▶ TASK DESCRIPTION
Your task is to restate every entry below word for word and omit the images.

┄┄┄┄┄┄

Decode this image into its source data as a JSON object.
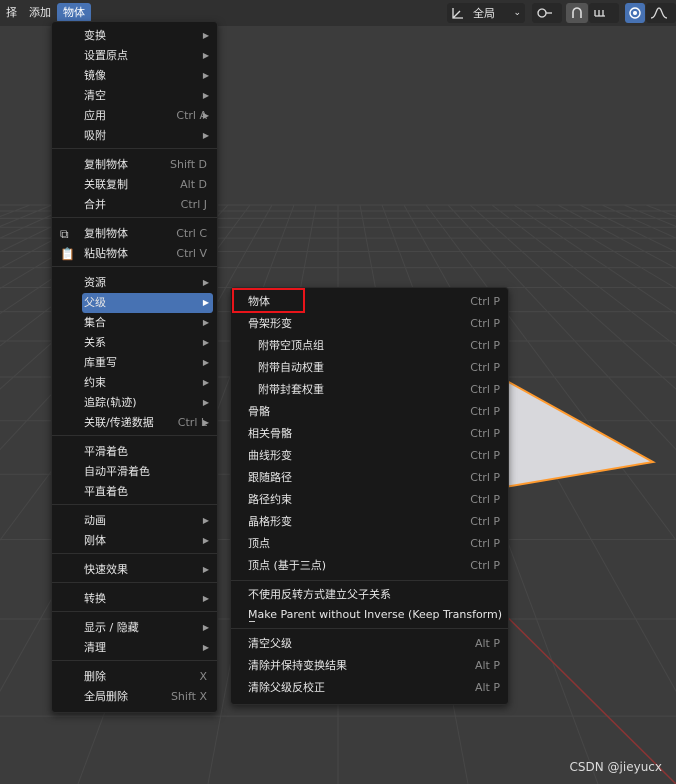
{
  "header": {
    "menus": [
      "择",
      "添加",
      "物体"
    ],
    "transform_orientation": "全局",
    "icons": [
      "transform-pivot-icon",
      "snap-link-icon",
      "magnet-icon",
      "snap-target-icon",
      "proportional-edit-icon",
      "falloff-curve-icon"
    ]
  },
  "object_menu": {
    "items": [
      {
        "label": "变换",
        "shortcut": "",
        "submenu": true
      },
      {
        "label": "设置原点",
        "shortcut": "",
        "submenu": true
      },
      {
        "label": "镜像",
        "shortcut": "",
        "submenu": true
      },
      {
        "label": "清空",
        "shortcut": "",
        "submenu": true
      },
      {
        "label": "应用",
        "shortcut": "Ctrl A",
        "submenu": true
      },
      {
        "label": "吸附",
        "shortcut": "",
        "submenu": true
      },
      {
        "label": "复制物体",
        "shortcut": "Shift D",
        "submenu": false
      },
      {
        "label": "关联复制",
        "shortcut": "Alt D",
        "submenu": false
      },
      {
        "label": "合并",
        "shortcut": "Ctrl J",
        "submenu": false
      },
      {
        "label": "复制物体",
        "shortcut": "Ctrl C",
        "submenu": false,
        "icon": "copy-icon"
      },
      {
        "label": "粘贴物体",
        "shortcut": "Ctrl V",
        "submenu": false,
        "icon": "paste-icon"
      },
      {
        "label": "资源",
        "shortcut": "",
        "submenu": true
      },
      {
        "label": "父级",
        "shortcut": "",
        "submenu": true,
        "selected": true
      },
      {
        "label": "集合",
        "shortcut": "",
        "submenu": true
      },
      {
        "label": "关系",
        "shortcut": "",
        "submenu": true
      },
      {
        "label": "库重写",
        "shortcut": "",
        "submenu": true
      },
      {
        "label": "约束",
        "shortcut": "",
        "submenu": true
      },
      {
        "label": "追踪(轨迹)",
        "shortcut": "",
        "submenu": true
      },
      {
        "label": "关联/传递数据",
        "shortcut": "Ctrl L",
        "submenu": true
      },
      {
        "label": "平滑着色",
        "shortcut": "",
        "submenu": false
      },
      {
        "label": "自动平滑着色",
        "shortcut": "",
        "submenu": false
      },
      {
        "label": "平直着色",
        "shortcut": "",
        "submenu": false
      },
      {
        "label": "动画",
        "shortcut": "",
        "submenu": true
      },
      {
        "label": "刚体",
        "shortcut": "",
        "submenu": true
      },
      {
        "label": "快速效果",
        "shortcut": "",
        "submenu": true
      },
      {
        "label": "转换",
        "shortcut": "",
        "submenu": true
      },
      {
        "label": "显示 / 隐藏",
        "shortcut": "",
        "submenu": true
      },
      {
        "label": "清理",
        "shortcut": "",
        "submenu": true
      },
      {
        "label": "删除",
        "shortcut": "X",
        "submenu": false
      },
      {
        "label": "全局删除",
        "shortcut": "Shift X",
        "submenu": false
      }
    ]
  },
  "parent_submenu": {
    "items": [
      {
        "label": "物体",
        "shortcut": "Ctrl P"
      },
      {
        "label": "骨架形变",
        "shortcut": "Ctrl P"
      },
      {
        "label": "附带空顶点组",
        "shortcut": "Ctrl P"
      },
      {
        "label": "附带自动权重",
        "shortcut": "Ctrl P"
      },
      {
        "label": "附带封套权重",
        "shortcut": "Ctrl P"
      },
      {
        "label": "骨骼",
        "shortcut": "Ctrl P"
      },
      {
        "label": "相关骨骼",
        "shortcut": "Ctrl P"
      },
      {
        "label": "曲线形变",
        "shortcut": "Ctrl P"
      },
      {
        "label": "跟随路径",
        "shortcut": "Ctrl P"
      },
      {
        "label": "路径约束",
        "shortcut": "Ctrl P"
      },
      {
        "label": "晶格形变",
        "shortcut": "Ctrl P"
      },
      {
        "label": "顶点",
        "shortcut": "Ctrl P"
      },
      {
        "label": "顶点 (基于三点)",
        "shortcut": "Ctrl P"
      },
      {
        "label": "不使用反转方式建立父子关系",
        "shortcut": ""
      },
      {
        "label": "Make Parent without Inverse (Keep Transform)",
        "shortcut": ""
      },
      {
        "label": "清空父级",
        "shortcut": "Alt P"
      },
      {
        "label": "清除并保持变换结果",
        "shortcut": "Alt P"
      },
      {
        "label": "清除父级反校正",
        "shortcut": "Alt P"
      }
    ]
  },
  "watermark": "CSDN @jieyucx",
  "colors": {
    "accent": "#4772b3",
    "menu_bg": "#181818",
    "highlight": "#e8141a",
    "plane_fill": "#d8d8dc",
    "plane_outline": "#ff9a2e"
  }
}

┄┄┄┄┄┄

▶ RESULT
Decode this image into its source data as a JSON object.
{
  "header": {
    "menus": [
      "择",
      "添加",
      "物体"
    ],
    "transform_orientation": "全局",
    "icons": [
      "transform-pivot-icon",
      "snap-link-icon",
      "magnet-icon",
      "snap-target-icon",
      "proportional-edit-icon",
      "falloff-curve-icon"
    ]
  },
  "object_menu": {
    "items": [
      {
        "label": "变换",
        "shortcut": "",
        "submenu": true
      },
      {
        "label": "设置原点",
        "shortcut": "",
        "submenu": true
      },
      {
        "label": "镜像",
        "shortcut": "",
        "submenu": true
      },
      {
        "label": "清空",
        "shortcut": "",
        "submenu": true
      },
      {
        "label": "应用",
        "shortcut": "Ctrl A",
        "submenu": true
      },
      {
        "label": "吸附",
        "shortcut": "",
        "submenu": true
      },
      {
        "label": "复制物体",
        "shortcut": "Shift D",
        "submenu": false
      },
      {
        "label": "关联复制",
        "shortcut": "Alt D",
        "submenu": false
      },
      {
        "label": "合并",
        "shortcut": "Ctrl J",
        "submenu": false
      },
      {
        "label": "复制物体",
        "shortcut": "Ctrl C",
        "submenu": false,
        "icon": "copy-icon"
      },
      {
        "label": "粘贴物体",
        "shortcut": "Ctrl V",
        "submenu": false,
        "icon": "paste-icon"
      },
      {
        "label": "资源",
        "shortcut": "",
        "submenu": true
      },
      {
        "label": "父级",
        "shortcut": "",
        "submenu": true,
        "selected": true
      },
      {
        "label": "集合",
        "shortcut": "",
        "submenu": true
      },
      {
        "label": "关系",
        "shortcut": "",
        "submenu": true
      },
      {
        "label": "库重写",
        "shortcut": "",
        "submenu": true
      },
      {
        "label": "约束",
        "shortcut": "",
        "submenu": true
      },
      {
        "label": "追踪(轨迹)",
        "shortcut": "",
        "submenu": true
      },
      {
        "label": "关联/传递数据",
        "shortcut": "Ctrl L",
        "submenu": true
      },
      {
        "label": "平滑着色",
        "shortcut": "",
        "submenu": false
      },
      {
        "label": "自动平滑着色",
        "shortcut": "",
        "submenu": false
      },
      {
        "label": "平直着色",
        "shortcut": "",
        "submenu": false
      },
      {
        "label": "动画",
        "shortcut": "",
        "submenu": true
      },
      {
        "label": "刚体",
        "shortcut": "",
        "submenu": true
      },
      {
        "label": "快速效果",
        "shortcut": "",
        "submenu": true
      },
      {
        "label": "转换",
        "shortcut": "",
        "submenu": true
      },
      {
        "label": "显示 / 隐藏",
        "shortcut": "",
        "submenu": true
      },
      {
        "label": "清理",
        "shortcut": "",
        "submenu": true
      },
      {
        "label": "删除",
        "shortcut": "X",
        "submenu": false
      },
      {
        "label": "全局删除",
        "shortcut": "Shift X",
        "submenu": false
      }
    ]
  },
  "parent_submenu": {
    "items": [
      {
        "label": "物体",
        "shortcut": "Ctrl P"
      },
      {
        "label": "骨架形变",
        "shortcut": "Ctrl P"
      },
      {
        "label": "附带空顶点组",
        "shortcut": "Ctrl P"
      },
      {
        "label": "附带自动权重",
        "shortcut": "Ctrl P"
      },
      {
        "label": "附带封套权重",
        "shortcut": "Ctrl P"
      },
      {
        "label": "骨骼",
        "shortcut": "Ctrl P"
      },
      {
        "label": "相关骨骼",
        "shortcut": "Ctrl P"
      },
      {
        "label": "曲线形变",
        "shortcut": "Ctrl P"
      },
      {
        "label": "跟随路径",
        "shortcut": "Ctrl P"
      },
      {
        "label": "路径约束",
        "shortcut": "Ctrl P"
      },
      {
        "label": "晶格形变",
        "shortcut": "Ctrl P"
      },
      {
        "label": "顶点",
        "shortcut": "Ctrl P"
      },
      {
        "label": "顶点 (基于三点)",
        "shortcut": "Ctrl P"
      },
      {
        "label": "不使用反转方式建立父子关系",
        "shortcut": ""
      },
      {
        "label": "Make Parent without Inverse (Keep Transform)",
        "shortcut": ""
      },
      {
        "label": "清空父级",
        "shortcut": "Alt P"
      },
      {
        "label": "清除并保持变换结果",
        "shortcut": "Alt P"
      },
      {
        "label": "清除父级反校正",
        "shortcut": "Alt P"
      }
    ]
  },
  "watermark": "CSDN @jieyucx",
  "colors": {
    "accent": "#4772b3",
    "menu_bg": "#181818",
    "highlight": "#e8141a",
    "plane_fill": "#d8d8dc",
    "plane_outline": "#ff9a2e"
  }
}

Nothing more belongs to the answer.